▸ TASK TO CARRY OUT
Go through the entries below and copy each line that holds the word "text".

▸ DATA SUPPLIED
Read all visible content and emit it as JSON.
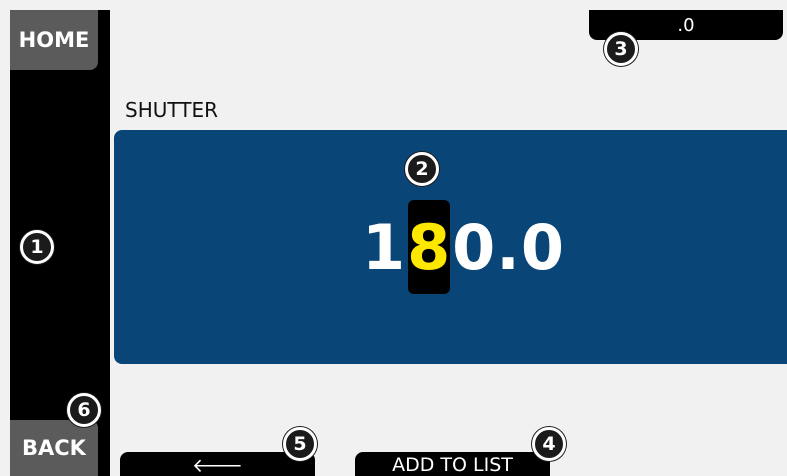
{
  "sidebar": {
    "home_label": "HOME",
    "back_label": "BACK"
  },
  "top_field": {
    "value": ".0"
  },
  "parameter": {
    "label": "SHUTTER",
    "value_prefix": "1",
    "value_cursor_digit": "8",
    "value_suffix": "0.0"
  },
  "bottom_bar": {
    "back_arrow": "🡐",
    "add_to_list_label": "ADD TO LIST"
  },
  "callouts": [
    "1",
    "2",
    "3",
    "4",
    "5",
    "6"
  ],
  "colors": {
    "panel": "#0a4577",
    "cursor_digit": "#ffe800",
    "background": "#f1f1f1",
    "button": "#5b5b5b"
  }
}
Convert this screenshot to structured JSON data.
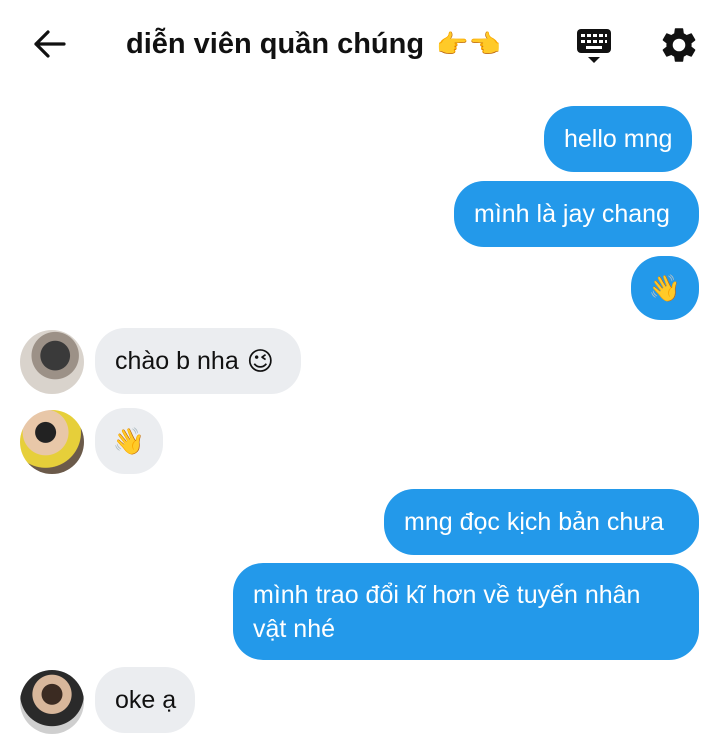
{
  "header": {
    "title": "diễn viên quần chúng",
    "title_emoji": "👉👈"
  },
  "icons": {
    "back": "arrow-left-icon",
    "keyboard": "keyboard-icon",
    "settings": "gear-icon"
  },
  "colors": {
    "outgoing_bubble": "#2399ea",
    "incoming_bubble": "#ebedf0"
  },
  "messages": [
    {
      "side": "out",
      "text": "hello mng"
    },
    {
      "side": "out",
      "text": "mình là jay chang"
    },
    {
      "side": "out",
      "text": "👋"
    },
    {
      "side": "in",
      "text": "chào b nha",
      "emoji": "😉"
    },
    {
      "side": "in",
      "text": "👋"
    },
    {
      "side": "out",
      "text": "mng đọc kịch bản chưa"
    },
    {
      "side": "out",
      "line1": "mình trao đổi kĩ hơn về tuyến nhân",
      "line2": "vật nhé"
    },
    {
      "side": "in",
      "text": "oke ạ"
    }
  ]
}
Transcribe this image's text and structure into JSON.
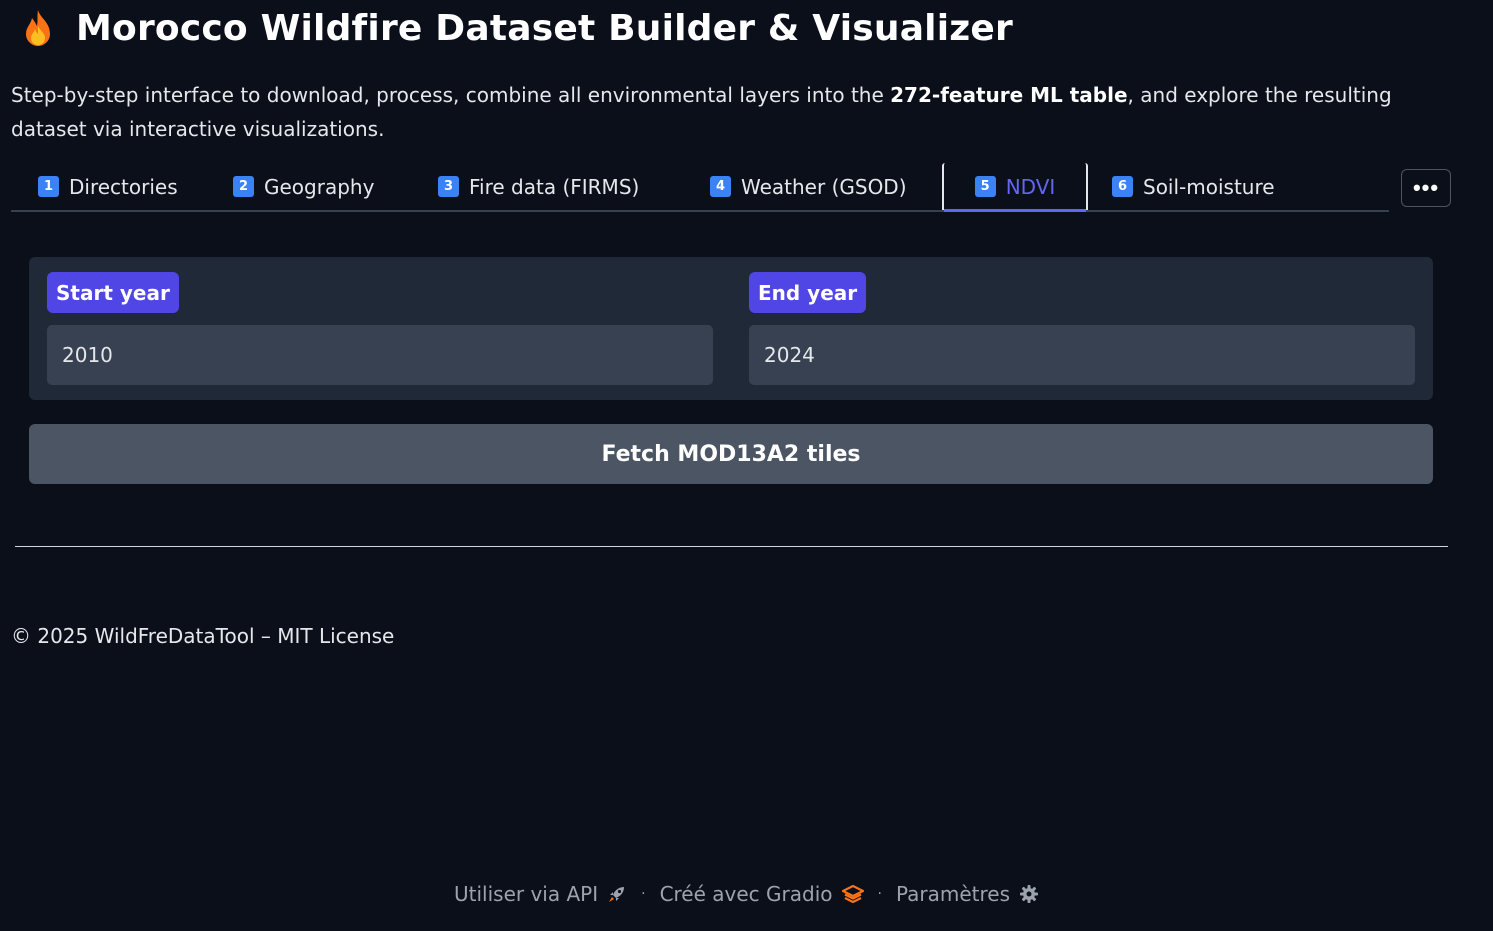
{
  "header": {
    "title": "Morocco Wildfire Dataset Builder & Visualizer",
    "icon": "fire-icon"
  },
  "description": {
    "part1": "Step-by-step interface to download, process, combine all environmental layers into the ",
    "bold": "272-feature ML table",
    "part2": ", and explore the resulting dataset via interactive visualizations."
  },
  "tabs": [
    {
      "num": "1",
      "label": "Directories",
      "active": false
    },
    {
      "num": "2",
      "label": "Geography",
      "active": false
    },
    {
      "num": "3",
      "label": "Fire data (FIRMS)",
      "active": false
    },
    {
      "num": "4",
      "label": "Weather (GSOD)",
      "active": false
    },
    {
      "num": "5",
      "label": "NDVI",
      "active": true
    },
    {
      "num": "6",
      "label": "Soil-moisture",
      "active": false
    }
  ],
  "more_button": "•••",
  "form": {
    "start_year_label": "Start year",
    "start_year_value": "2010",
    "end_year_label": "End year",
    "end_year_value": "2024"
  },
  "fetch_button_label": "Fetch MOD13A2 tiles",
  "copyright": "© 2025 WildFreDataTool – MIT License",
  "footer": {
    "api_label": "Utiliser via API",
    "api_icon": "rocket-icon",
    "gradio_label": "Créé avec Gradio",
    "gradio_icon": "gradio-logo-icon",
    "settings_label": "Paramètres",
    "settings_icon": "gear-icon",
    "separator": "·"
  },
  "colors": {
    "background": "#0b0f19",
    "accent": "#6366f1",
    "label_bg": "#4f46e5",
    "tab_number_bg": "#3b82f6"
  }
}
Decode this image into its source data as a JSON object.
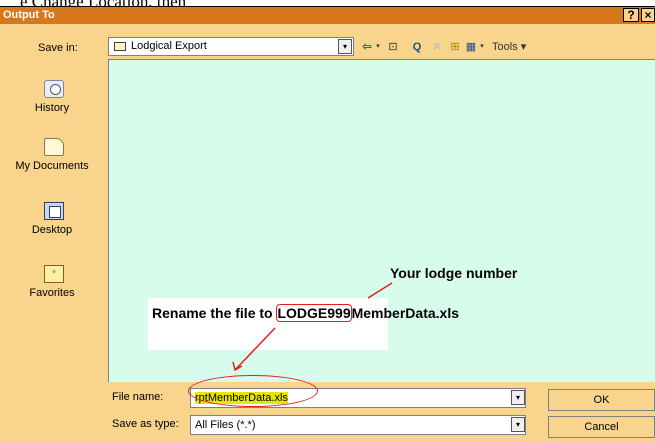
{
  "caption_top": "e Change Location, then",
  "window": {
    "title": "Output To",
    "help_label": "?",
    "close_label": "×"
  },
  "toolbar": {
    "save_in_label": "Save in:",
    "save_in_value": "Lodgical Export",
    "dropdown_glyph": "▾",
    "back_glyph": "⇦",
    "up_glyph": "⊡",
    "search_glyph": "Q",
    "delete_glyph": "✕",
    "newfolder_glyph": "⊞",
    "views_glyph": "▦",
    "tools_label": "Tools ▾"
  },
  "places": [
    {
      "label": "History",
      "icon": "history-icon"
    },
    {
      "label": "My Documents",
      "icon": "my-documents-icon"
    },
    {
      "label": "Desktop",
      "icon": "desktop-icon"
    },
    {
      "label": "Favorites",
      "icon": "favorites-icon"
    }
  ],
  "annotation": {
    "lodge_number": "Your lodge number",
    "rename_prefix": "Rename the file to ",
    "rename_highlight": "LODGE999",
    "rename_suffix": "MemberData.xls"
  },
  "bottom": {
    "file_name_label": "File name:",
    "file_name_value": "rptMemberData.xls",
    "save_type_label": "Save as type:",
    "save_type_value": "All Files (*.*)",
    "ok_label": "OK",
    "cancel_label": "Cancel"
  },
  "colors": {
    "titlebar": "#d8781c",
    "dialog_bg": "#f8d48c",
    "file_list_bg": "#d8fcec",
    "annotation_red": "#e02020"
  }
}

▸ WRITTEN RESPONSE
      "text": "hello mng"
      "text": "mình là jay chang"
      "text": "👋"
      "text": "chào b nha",
      "text": "👋"
      "text": "mng đọc kịch bản chưa"
      "text": "oke ạ"
Transcribe this image's text and structure into JSON.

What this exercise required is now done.